WORK TO BE COMPLETED. Exactly as written, print each of the entries.

DATA PROVIDED.
-*-

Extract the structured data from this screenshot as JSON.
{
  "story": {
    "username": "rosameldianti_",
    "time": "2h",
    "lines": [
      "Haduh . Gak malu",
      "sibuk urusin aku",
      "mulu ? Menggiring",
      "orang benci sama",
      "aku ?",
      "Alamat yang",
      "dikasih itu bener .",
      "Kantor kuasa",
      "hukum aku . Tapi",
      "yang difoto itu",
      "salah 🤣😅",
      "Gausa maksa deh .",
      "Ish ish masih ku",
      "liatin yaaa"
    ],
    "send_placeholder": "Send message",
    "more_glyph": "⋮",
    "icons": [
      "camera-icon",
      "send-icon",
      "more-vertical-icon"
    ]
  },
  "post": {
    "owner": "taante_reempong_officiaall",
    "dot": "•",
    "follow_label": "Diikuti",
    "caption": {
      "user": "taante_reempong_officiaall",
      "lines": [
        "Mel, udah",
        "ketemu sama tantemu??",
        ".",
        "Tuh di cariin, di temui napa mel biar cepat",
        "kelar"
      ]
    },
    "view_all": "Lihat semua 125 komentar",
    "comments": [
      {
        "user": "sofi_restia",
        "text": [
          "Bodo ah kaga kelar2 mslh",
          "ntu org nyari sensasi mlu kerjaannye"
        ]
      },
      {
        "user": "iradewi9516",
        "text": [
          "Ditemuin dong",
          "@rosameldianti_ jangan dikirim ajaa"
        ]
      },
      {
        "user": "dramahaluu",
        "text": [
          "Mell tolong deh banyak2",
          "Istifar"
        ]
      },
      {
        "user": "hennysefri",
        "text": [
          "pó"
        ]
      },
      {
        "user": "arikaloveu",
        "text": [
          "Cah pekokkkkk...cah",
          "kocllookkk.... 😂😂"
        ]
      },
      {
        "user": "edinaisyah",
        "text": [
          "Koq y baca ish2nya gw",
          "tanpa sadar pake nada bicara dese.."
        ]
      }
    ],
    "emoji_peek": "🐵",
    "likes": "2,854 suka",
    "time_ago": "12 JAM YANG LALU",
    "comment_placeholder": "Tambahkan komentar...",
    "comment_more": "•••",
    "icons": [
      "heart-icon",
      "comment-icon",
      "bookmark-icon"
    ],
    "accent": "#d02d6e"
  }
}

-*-

EXERCISE RESULT.
Extract the structured data from this screenshot as JSON.
{
  "story": {
    "username": "rosameldianti_",
    "time": "2h",
    "lines": [
      "Haduh . Gak malu",
      "sibuk urusin aku",
      "mulu ? Menggiring",
      "orang benci sama",
      "aku ?",
      "Alamat yang",
      "dikasih itu bener .",
      "Kantor kuasa",
      "hukum aku . Tapi",
      "yang difoto itu",
      "salah 🤣😅",
      "Gausa maksa deh .",
      "Ish ish masih ku",
      "liatin yaaa"
    ],
    "send_placeholder": "Send message",
    "more_glyph": "⋮",
    "icons": [
      "camera-icon",
      "send-icon",
      "more-vertical-icon"
    ]
  },
  "post": {
    "owner": "taante_reempong_officiaall",
    "dot": "•",
    "follow_label": "Diikuti",
    "caption": {
      "user": "taante_reempong_officiaall",
      "lines": [
        "Mel, udah",
        "ketemu sama tantemu??",
        ".",
        "Tuh di cariin, di temui napa mel biar cepat",
        "kelar"
      ]
    },
    "view_all": "Lihat semua 125 komentar",
    "comments": [
      {
        "user": "sofi_restia",
        "text": [
          "Bodo ah kaga kelar2 mslh",
          "ntu org nyari sensasi mlu kerjaannye"
        ]
      },
      {
        "user": "iradewi9516",
        "text": [
          "Ditemuin dong",
          "@rosameldianti_ jangan dikirim ajaa"
        ]
      },
      {
        "user": "dramahaluu",
        "text": [
          "Mell tolong deh banyak2",
          "Istifar"
        ]
      },
      {
        "user": "hennysefri",
        "text": [
          "pó"
        ]
      },
      {
        "user": "arikaloveu",
        "text": [
          "Cah pekokkkkk...cah",
          "kocllookkk.... 😂😂"
        ]
      },
      {
        "user": "edinaisyah",
        "text": [
          "Koq y baca ish2nya gw",
          "tanpa sadar pake nada bicara dese.."
        ]
      }
    ],
    "emoji_peek": "🐵",
    "likes": "2,854 suka",
    "time_ago": "12 JAM YANG LALU",
    "comment_placeholder": "Tambahkan komentar...",
    "comment_more": "•••",
    "icons": [
      "heart-icon",
      "comment-icon",
      "bookmark-icon"
    ],
    "accent": "#d02d6e"
  }
}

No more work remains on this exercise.